* [WHAT IS EXPECTED]: Filter the records below for the word "JSON". Copy each line that holds it.

* [Stored records]:
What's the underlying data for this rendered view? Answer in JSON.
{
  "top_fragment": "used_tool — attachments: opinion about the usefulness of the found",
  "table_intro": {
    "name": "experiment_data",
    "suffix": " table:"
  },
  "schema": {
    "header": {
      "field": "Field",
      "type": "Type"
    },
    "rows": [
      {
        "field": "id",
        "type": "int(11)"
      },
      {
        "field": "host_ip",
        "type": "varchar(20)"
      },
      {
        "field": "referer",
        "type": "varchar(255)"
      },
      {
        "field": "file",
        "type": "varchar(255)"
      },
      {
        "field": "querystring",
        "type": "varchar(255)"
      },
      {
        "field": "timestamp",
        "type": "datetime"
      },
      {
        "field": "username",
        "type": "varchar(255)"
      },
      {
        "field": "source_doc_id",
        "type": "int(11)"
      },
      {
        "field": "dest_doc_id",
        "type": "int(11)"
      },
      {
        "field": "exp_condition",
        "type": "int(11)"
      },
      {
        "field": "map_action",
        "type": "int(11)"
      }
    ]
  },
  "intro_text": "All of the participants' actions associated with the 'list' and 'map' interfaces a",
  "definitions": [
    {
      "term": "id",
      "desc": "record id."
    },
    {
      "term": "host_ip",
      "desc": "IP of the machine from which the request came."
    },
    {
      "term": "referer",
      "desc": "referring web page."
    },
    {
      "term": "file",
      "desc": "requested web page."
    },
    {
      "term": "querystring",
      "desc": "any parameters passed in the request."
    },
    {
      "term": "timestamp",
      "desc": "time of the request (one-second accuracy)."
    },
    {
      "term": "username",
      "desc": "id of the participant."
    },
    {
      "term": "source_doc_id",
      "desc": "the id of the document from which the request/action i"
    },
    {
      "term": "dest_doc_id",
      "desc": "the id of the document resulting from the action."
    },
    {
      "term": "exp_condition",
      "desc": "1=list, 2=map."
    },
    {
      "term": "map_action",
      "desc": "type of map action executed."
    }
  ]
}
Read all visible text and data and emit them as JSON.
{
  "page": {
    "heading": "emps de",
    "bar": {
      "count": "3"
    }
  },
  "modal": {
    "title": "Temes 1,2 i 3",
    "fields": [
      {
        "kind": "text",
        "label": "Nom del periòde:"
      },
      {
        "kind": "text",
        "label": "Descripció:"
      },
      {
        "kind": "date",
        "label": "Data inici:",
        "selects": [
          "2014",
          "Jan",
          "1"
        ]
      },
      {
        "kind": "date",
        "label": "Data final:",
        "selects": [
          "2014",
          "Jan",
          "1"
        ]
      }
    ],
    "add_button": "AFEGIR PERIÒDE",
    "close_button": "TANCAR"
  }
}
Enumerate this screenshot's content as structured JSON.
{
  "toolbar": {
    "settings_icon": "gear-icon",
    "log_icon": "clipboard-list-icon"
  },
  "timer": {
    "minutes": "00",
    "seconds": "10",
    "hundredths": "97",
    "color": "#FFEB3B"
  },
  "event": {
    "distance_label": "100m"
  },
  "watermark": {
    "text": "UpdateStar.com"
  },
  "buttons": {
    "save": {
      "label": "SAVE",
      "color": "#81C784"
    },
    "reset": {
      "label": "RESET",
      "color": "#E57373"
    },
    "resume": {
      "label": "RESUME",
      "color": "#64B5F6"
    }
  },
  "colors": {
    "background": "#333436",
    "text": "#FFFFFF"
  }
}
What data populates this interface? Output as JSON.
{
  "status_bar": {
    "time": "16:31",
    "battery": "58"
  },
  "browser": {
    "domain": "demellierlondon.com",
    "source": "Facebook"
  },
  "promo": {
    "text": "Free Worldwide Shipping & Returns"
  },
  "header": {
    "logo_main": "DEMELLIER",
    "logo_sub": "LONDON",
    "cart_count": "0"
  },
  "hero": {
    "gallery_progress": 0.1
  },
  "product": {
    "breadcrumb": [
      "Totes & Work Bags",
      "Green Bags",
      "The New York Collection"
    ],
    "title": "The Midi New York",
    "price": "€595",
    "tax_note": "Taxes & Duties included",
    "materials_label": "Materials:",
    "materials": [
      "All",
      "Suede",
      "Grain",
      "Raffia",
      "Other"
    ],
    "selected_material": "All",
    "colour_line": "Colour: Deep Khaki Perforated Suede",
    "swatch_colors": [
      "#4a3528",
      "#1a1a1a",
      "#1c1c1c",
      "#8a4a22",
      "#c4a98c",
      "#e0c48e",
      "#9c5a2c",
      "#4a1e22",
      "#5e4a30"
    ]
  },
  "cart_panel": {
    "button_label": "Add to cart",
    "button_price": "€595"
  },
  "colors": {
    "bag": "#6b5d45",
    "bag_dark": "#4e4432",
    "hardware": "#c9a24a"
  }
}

* [EXERCISE OUTPUT]:
What's the underlying data for this rendered view? Answer in JSON.
Read all visible text and data and emit them as JSON.
Enumerate this screenshot's content as structured JSON.
What data populates this interface? Output as JSON.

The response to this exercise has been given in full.